So what is a design conscious person to do? I will say, working in this industry I am frequently exposed to nifty new strategies for home efficiency. There are many technological advancements and innovative new products, all designed to : 1) make tasks easier, 2) conceal unattractive necessities, or 3) make functional tools prettier. If you think about how you live and are mindful to incorporate these strategies into your home design, you can improve the efficiency of day-to-day life and keep clutter to a minimum. Here are a few of my favorites:

  1. Outlets with built-in USB ports, and plugs in hidden places such as cabinets and drawers. Legrand offers many clever options, but selections are also available in big box stores and can be easily installed in your existing home.

  2. ‘Smart’ controls for lighting, window shades, thermostats, and door locks, that you can use to accomplish these tasks remotely. Nest is one of the most well-known brands, but others have come on the scene. Many of the products can be controlled with your phone or paired with hubs such as Alexa and GoogleHome.

  3. Function built into kitchen cabinets, for necessities such as trash & recycling, dog-food, and storage for appliances, spices, knives, etc. to keep counters clear.
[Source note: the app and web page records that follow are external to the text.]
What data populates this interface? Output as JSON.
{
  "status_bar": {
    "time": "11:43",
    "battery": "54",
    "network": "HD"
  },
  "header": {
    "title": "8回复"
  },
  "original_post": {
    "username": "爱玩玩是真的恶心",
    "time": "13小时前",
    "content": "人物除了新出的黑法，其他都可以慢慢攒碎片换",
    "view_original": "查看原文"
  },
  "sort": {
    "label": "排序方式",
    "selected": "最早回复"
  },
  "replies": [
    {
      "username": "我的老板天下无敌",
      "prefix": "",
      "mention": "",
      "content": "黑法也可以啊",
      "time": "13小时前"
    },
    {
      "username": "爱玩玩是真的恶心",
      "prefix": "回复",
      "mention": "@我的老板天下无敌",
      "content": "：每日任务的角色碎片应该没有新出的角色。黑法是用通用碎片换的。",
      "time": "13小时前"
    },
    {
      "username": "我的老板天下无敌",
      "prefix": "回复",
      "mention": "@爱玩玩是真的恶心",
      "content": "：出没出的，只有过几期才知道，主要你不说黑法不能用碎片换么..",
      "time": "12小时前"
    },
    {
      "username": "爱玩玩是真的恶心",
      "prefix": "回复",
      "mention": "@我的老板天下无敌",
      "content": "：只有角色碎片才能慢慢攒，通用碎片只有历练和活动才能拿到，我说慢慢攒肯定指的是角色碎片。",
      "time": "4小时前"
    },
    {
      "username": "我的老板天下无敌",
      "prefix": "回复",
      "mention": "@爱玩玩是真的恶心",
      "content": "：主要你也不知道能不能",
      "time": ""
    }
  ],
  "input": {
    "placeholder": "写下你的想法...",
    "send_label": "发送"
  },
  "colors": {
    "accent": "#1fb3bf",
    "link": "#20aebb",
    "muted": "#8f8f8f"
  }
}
  4. Function built into laundry and mud rooms. Companies such as Rev-a-shelf and Haefele offer built in ironing boards, drying racks, and retractable hanging rods.

  5. For items that are most useful left in the open, opt for something with an attractive design. Here’s a shameless plug for a product I designed for a client in CA: it’s a ‘mudroom hook wall’ that we created to add function to an oddly shaped little room off her entry. We paired this with a custom walnut bench to create a unique space that’s as stylish as it is functional (shown here below).

Photo credits: End images by David Duncan Livingston, Center photo by Morgan Gutzwiller

New offerings enter the scene daily, so if there are functional limitations in your current home, or if you are remodeling or building new, be sure to think about how you live and investigate new products on the market. It can improve efficiency, reduce clutter, and give you more time to spend doing the things you love!